*** Opening of Supplied material ***
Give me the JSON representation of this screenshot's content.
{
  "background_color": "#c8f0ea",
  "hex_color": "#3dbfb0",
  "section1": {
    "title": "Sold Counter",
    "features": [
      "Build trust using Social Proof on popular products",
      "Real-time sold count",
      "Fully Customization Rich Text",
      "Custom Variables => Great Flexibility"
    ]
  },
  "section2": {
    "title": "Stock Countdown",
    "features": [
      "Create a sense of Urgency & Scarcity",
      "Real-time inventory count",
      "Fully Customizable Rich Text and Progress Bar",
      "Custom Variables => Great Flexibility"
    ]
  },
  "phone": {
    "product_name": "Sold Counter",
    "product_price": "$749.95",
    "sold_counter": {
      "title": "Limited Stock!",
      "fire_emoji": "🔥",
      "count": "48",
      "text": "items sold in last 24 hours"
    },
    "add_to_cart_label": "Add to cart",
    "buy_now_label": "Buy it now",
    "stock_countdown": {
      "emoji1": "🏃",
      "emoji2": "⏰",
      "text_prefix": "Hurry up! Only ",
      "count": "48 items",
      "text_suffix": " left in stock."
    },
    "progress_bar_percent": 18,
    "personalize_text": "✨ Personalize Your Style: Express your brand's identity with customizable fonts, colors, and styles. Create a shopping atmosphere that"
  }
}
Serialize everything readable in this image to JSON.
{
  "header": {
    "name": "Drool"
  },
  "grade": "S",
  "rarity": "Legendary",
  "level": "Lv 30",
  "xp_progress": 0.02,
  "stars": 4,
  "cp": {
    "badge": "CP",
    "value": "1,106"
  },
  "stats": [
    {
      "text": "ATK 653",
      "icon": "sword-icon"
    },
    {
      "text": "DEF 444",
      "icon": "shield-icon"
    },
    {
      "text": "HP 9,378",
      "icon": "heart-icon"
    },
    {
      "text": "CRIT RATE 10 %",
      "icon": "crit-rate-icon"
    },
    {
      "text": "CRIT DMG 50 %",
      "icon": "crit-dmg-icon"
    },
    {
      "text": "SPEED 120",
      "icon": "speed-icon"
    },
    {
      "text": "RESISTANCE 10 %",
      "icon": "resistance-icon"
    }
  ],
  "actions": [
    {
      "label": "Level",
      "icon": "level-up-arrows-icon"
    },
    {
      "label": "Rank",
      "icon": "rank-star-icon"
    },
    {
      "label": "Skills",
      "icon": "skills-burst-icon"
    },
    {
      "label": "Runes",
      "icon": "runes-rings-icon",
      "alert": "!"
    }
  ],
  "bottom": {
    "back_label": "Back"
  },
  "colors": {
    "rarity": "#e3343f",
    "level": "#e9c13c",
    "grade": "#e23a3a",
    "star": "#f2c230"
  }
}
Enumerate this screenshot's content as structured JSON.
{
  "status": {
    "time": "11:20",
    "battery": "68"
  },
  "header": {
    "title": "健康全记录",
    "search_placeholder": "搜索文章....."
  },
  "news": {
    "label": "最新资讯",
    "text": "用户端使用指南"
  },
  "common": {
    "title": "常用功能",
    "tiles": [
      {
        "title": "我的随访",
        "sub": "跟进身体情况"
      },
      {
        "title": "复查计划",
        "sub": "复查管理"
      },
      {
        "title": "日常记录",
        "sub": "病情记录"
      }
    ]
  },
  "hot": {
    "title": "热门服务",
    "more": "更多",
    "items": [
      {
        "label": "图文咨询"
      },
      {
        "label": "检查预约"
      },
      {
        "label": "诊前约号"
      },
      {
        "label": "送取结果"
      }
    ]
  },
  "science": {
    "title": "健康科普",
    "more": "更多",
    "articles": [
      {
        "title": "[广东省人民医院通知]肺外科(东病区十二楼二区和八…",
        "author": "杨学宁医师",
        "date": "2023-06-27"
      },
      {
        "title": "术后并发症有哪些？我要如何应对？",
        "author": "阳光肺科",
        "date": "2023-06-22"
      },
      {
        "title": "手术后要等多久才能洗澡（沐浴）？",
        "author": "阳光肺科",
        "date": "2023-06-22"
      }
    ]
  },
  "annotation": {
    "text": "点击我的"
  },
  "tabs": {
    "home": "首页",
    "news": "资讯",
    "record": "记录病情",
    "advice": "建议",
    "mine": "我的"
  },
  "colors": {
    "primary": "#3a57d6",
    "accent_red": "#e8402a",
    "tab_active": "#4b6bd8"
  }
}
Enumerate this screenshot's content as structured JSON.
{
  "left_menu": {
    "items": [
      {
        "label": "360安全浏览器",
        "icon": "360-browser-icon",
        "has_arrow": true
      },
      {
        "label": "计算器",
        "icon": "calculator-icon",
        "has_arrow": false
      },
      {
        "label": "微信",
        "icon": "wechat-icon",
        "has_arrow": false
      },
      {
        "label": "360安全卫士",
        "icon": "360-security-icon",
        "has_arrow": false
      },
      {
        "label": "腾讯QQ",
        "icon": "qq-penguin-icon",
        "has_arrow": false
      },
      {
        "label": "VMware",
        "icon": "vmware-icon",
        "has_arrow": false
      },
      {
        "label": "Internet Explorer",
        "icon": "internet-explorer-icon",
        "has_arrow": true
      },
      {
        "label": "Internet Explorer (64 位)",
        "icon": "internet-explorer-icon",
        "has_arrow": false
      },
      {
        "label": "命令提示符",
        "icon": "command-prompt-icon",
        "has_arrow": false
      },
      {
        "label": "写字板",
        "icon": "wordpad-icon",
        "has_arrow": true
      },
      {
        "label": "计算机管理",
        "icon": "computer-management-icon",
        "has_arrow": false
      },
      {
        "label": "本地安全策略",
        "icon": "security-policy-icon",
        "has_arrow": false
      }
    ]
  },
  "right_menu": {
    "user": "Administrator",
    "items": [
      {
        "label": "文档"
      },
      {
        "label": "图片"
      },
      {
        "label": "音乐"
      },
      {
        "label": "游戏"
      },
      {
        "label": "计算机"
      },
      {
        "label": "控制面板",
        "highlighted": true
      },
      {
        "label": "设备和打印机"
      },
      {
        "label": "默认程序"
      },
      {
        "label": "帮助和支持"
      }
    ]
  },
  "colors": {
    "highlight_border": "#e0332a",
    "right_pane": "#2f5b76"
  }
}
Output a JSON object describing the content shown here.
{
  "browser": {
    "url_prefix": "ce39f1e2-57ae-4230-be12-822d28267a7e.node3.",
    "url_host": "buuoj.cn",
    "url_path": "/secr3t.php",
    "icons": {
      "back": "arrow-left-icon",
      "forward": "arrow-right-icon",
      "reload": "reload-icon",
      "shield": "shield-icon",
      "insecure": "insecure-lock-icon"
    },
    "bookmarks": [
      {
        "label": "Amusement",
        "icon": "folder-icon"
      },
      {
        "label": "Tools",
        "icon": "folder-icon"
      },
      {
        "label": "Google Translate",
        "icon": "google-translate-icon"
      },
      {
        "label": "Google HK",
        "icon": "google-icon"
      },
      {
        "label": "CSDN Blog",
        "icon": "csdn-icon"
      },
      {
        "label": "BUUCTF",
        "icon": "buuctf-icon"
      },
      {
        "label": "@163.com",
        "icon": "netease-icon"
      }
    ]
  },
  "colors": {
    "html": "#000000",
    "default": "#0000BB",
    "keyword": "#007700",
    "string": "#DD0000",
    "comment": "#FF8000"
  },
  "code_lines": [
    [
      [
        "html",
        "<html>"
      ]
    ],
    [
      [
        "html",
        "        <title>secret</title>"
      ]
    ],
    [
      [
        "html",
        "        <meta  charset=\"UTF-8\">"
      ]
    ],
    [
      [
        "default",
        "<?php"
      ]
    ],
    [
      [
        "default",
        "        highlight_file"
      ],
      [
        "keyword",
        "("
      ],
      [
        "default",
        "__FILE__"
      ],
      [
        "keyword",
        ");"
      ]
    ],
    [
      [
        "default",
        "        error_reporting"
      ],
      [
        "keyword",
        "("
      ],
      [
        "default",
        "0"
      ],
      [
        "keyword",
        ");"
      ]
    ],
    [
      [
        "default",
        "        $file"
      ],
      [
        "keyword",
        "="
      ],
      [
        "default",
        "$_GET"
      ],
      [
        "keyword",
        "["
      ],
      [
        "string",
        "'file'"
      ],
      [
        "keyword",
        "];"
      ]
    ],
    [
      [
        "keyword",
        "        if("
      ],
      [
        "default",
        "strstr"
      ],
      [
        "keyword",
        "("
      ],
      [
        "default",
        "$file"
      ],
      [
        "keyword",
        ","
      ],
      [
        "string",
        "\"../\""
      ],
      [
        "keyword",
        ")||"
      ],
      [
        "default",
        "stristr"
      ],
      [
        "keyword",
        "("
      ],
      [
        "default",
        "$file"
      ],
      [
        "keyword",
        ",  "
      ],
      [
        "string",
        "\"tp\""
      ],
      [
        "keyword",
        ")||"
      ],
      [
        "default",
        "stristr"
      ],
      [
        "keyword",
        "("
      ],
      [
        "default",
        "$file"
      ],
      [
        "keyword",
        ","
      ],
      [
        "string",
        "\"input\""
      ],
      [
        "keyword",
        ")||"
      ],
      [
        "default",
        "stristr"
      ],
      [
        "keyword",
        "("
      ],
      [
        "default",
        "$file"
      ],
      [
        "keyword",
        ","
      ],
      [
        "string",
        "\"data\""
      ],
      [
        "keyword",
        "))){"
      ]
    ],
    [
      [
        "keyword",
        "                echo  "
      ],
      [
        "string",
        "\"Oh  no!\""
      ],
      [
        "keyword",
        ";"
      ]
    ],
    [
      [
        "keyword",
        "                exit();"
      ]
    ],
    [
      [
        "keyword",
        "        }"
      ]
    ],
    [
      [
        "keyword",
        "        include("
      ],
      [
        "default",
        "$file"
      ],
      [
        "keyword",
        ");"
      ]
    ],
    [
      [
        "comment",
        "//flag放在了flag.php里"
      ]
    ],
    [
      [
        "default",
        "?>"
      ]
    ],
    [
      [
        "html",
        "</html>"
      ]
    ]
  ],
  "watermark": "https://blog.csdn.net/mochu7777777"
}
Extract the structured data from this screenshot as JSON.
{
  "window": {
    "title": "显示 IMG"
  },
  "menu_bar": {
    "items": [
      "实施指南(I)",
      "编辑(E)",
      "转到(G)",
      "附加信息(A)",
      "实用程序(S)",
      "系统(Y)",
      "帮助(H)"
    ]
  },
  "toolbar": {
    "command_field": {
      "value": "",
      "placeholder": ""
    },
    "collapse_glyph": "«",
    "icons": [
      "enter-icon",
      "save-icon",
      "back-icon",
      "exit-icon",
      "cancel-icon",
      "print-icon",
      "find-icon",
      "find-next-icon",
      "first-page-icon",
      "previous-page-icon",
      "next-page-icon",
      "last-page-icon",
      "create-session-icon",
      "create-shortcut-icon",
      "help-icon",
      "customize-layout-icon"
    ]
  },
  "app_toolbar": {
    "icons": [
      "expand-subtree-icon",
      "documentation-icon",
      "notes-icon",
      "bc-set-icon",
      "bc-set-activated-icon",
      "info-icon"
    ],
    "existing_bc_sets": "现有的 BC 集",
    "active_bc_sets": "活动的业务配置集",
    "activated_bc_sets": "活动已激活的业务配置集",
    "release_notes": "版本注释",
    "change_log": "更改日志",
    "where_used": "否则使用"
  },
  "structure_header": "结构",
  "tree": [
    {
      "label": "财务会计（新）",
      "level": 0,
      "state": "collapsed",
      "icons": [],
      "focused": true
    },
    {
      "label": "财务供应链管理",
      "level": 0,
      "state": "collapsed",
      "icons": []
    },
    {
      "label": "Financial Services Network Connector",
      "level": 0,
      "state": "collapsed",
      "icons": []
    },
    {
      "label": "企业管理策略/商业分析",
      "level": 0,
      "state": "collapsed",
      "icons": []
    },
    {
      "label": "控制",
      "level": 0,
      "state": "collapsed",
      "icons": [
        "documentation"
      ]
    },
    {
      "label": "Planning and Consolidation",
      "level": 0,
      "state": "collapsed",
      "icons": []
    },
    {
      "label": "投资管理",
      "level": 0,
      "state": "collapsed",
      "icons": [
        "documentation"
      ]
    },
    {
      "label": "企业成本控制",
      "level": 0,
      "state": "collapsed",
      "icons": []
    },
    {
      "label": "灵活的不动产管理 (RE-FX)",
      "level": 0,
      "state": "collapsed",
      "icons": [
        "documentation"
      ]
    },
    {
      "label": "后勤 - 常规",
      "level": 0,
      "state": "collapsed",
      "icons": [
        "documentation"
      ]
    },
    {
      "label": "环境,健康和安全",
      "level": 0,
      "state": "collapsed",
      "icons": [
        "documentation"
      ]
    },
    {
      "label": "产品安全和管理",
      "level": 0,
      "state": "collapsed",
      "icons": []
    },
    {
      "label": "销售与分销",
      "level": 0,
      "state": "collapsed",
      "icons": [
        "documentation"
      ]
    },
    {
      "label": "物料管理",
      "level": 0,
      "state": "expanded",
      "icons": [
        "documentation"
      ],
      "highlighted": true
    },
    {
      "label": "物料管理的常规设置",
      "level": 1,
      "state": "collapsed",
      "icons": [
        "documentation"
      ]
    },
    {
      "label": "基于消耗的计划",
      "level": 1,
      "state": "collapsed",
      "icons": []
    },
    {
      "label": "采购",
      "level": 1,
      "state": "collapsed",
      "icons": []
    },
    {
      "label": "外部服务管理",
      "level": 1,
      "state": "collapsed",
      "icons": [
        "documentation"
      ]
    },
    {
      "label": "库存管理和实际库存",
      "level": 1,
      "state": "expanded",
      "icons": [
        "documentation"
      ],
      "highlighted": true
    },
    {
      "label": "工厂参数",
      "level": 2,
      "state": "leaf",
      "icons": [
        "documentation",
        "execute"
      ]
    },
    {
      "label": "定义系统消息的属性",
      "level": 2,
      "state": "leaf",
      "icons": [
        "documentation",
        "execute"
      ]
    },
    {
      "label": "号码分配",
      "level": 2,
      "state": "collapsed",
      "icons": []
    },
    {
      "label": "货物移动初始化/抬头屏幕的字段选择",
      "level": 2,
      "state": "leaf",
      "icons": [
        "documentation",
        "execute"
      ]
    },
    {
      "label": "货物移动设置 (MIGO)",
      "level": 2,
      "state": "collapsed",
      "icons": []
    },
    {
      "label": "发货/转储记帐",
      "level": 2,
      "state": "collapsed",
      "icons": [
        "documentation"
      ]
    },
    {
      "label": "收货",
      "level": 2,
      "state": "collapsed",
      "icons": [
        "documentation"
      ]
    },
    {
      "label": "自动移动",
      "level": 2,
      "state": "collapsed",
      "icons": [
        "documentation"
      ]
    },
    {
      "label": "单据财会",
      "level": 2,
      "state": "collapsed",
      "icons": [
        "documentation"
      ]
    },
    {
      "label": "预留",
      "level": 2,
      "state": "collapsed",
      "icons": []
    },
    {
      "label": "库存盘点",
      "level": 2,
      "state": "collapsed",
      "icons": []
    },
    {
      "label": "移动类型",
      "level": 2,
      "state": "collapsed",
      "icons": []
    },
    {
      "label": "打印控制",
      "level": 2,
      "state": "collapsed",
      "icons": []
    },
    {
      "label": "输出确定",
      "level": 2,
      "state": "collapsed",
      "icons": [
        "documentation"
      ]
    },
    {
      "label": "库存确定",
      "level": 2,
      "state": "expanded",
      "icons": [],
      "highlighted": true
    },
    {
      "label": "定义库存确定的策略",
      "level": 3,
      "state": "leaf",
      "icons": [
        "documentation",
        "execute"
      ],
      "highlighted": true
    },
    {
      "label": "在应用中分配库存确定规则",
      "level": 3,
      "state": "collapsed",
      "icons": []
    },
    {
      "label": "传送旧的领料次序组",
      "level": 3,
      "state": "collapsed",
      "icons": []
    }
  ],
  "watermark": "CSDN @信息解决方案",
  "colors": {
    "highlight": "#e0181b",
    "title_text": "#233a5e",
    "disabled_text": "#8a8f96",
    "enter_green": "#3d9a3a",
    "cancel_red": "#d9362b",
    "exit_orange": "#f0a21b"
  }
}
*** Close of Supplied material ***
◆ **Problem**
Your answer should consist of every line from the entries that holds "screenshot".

◆ **Answer to the exercise**
Give me the JSON representation of this screenshot's content.
Enumerate this screenshot's content as structured JSON.
Enumerate this screenshot's content as structured JSON.
Extract the structured data from this screenshot as JSON.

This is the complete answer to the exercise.